- [Instructions for the task]
Below are entries; count each line that holds the word "Motion" and report the number without any other words.

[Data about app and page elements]
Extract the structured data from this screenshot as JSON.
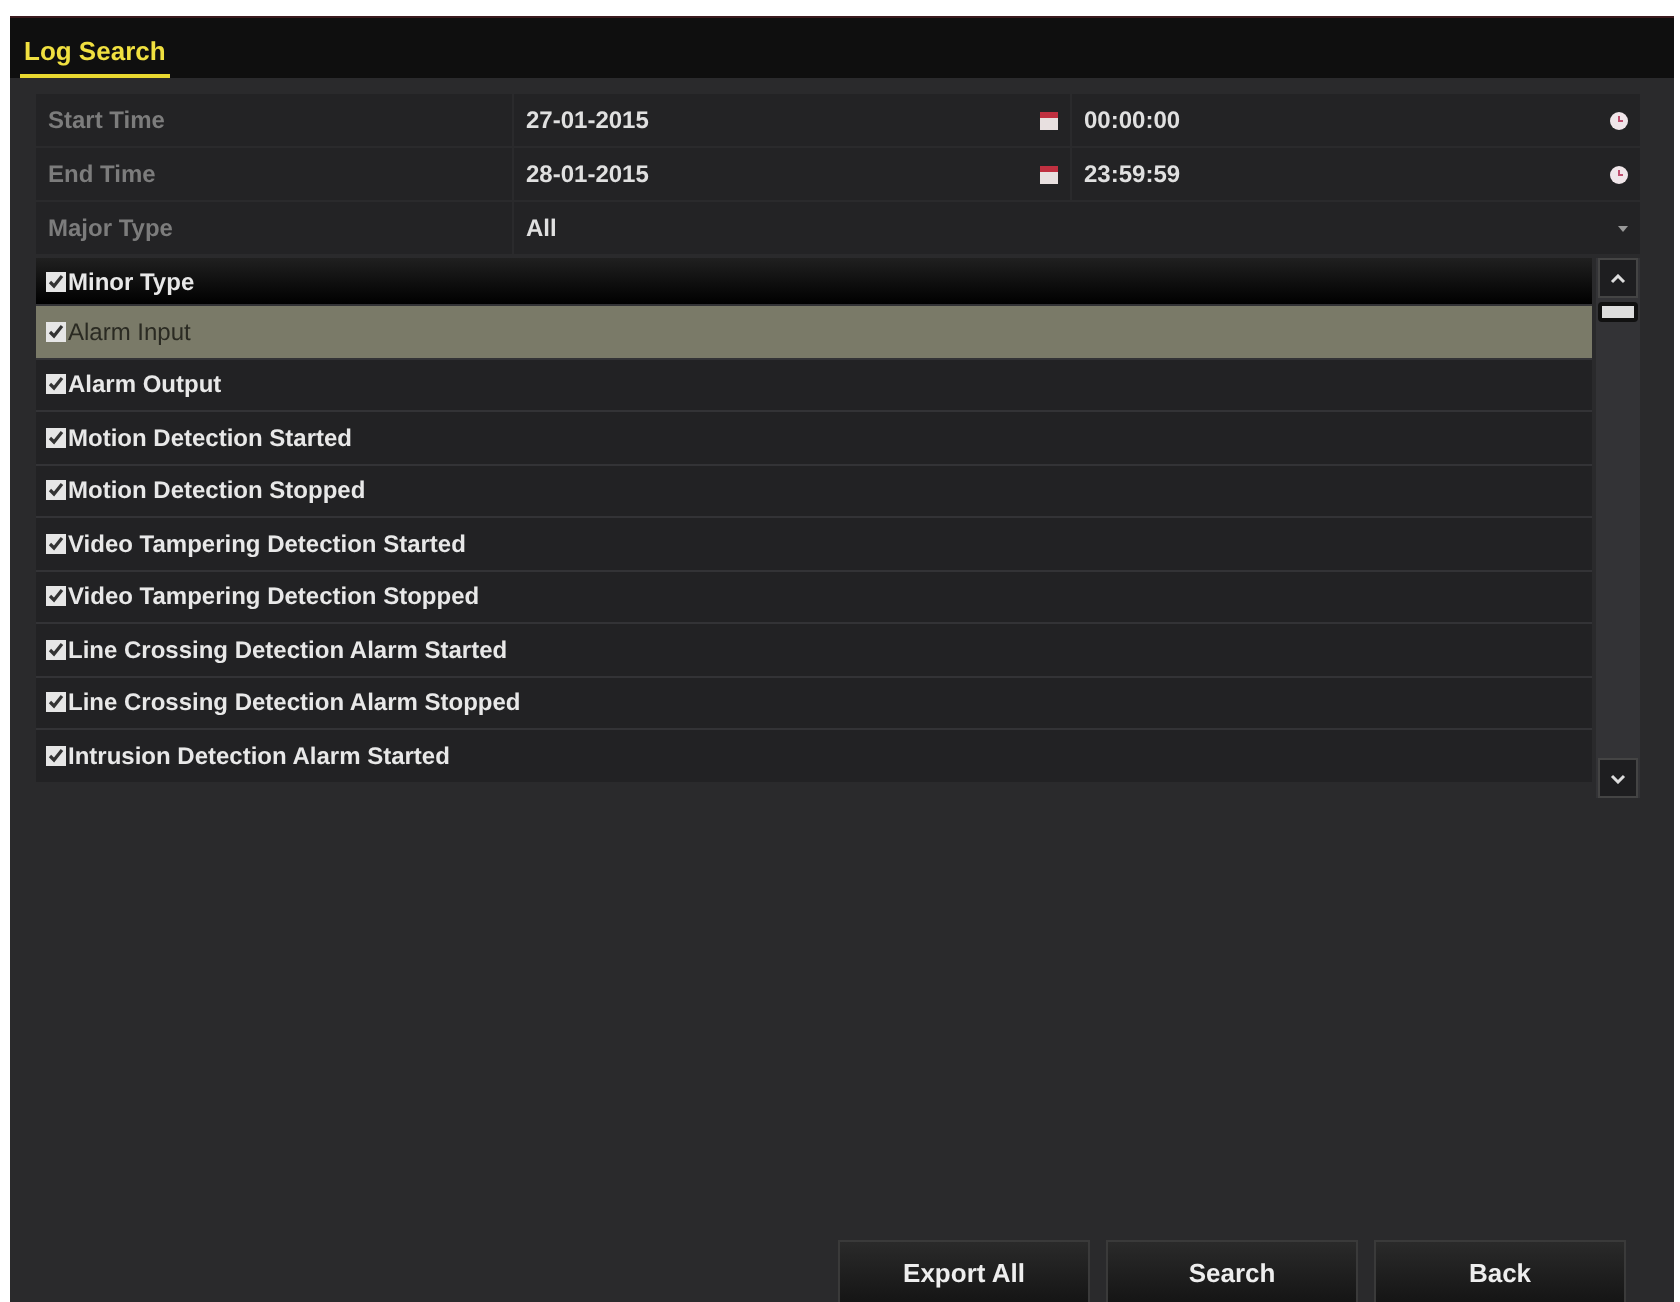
{
  "tabs": [
    {
      "label": "Log Search",
      "selected": true
    }
  ],
  "form": {
    "rows": [
      {
        "kind": "datetime",
        "label": "Start Time",
        "date": "27-01-2015",
        "time": "00:00:00"
      },
      {
        "kind": "datetime",
        "label": "End Time",
        "date": "28-01-2015",
        "time": "23:59:59"
      },
      {
        "kind": "select",
        "label": "Major Type",
        "value": "All"
      }
    ]
  },
  "minor_type": {
    "label": "Minor Type",
    "checked": true,
    "items": [
      {
        "label": "Alarm Input",
        "checked": true,
        "selected": true
      },
      {
        "label": "Alarm Output",
        "checked": true,
        "selected": false
      },
      {
        "label": "Motion Detection Started",
        "checked": true,
        "selected": false
      },
      {
        "label": "Motion Detection Stopped",
        "checked": true,
        "selected": false
      },
      {
        "label": "Video Tampering Detection Started",
        "checked": true,
        "selected": false
      },
      {
        "label": "Video Tampering Detection Stopped",
        "checked": true,
        "selected": false
      },
      {
        "label": "Line Crossing Detection Alarm Started",
        "checked": true,
        "selected": false
      },
      {
        "label": "Line Crossing Detection Alarm Stopped",
        "checked": true,
        "selected": false
      },
      {
        "label": "Intrusion Detection Alarm Started",
        "checked": true,
        "selected": false
      }
    ]
  },
  "buttons": [
    "Export All",
    "Search",
    "Back"
  ]
}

- [Task result]
2